Kettlebell carries, whether suitcase style (by your side) or overhead are great exercises to develop spinal stability, as well as scapular-thoracic stability. It's about as simple an exercise as there is...hold a heavy kettlebell by your side (or overhead...I'll get to the technique in a moment) and go for a walk. Focus on staying still and smooth....like you are trying to glide across the floor. Carries are more or less dynamic side bridges, forcing you to resist motion around your spine (the primary function of the "core" muscles) and at the same time gives you great bang for your buck hip control. The overhead version, which I implement as a progression, adds some difficulty to the core stability, while at the same time really challenges scap. stability....which is key to shoulder health.
The keys are as follows:
In the suitcase version, shoulder blades should be pulled down and back. Think BIG posture. Maintain that position while you walk as straight a line as posible. Once you get the basics down, focus on diaphragmatic breathing. We usually walk about 20 yards, switch hands, and walk back.

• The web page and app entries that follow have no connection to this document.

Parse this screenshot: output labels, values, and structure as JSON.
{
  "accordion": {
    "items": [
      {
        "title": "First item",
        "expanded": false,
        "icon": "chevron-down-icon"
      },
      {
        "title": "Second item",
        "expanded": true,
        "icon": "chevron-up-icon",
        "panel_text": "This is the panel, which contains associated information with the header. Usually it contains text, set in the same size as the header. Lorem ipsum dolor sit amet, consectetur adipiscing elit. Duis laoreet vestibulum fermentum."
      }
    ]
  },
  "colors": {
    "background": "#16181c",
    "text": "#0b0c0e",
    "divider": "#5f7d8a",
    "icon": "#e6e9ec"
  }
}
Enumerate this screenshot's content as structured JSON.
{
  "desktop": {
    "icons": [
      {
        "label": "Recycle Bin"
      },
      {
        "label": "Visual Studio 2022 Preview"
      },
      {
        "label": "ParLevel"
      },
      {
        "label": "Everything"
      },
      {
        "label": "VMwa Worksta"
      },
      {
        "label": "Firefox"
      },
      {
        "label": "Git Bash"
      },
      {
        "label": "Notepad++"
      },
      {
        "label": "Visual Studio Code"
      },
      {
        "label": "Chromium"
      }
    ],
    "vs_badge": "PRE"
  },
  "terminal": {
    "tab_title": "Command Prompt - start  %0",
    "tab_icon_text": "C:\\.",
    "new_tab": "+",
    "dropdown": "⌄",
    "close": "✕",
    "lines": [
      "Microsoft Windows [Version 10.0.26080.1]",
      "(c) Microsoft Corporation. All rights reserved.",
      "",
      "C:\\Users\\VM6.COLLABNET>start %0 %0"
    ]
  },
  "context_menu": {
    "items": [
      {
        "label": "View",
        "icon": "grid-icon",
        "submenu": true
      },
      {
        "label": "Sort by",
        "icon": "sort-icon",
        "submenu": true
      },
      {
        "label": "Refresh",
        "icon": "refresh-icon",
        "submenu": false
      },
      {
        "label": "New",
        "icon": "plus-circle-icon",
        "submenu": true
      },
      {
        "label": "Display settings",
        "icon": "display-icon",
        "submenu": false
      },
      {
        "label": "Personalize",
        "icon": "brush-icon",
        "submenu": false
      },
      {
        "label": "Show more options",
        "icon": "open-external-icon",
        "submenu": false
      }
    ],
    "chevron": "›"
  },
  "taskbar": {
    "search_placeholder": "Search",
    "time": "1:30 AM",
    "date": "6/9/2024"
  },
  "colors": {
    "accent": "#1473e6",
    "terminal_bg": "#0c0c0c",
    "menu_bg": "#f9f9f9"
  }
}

In the overhead version, the up shoulder should be "packed" while the down scap should be pulled down and back, just like in the suitcase style. "Packed" will mean slightly different things to people in different circles, however the basics are to have your arm extended straight up, palm facing forward. In that position, pull the arm down into the shoulder girdle. If your arm is straight and you have a few inches between your bicep and your ear, you are in pretty good shape. Keep it there the entire time. Last but not least, keep your knuckles pointing up at the ceiling. There should be no break in your wrist, meaning you have to actively hold the Kettlebell in place, not just let it dangle on the back of your forearm.
In the video I walk through a few progressions, starting with simple suitcase carries, followed by the overhead version, then I combine the two for an overhead/suitcase walk (heavier KB on the down side). Following that, I begin to implement lateral steps and a carrioca walk to continue to challenge the scap stablizers in a different plane, and finally I put all the directions together into a "square" pattern, where I walk forward, put the breaks on, carrioca walk, walk back, and carrioca walk to the start. Don't forget to do both sides!
These are just a few versions and progressions my athletes go through to address core and scapular-thoracic stability.
(BTW the video is about 3 min long, and I walk out of the frame a few times...whoops!)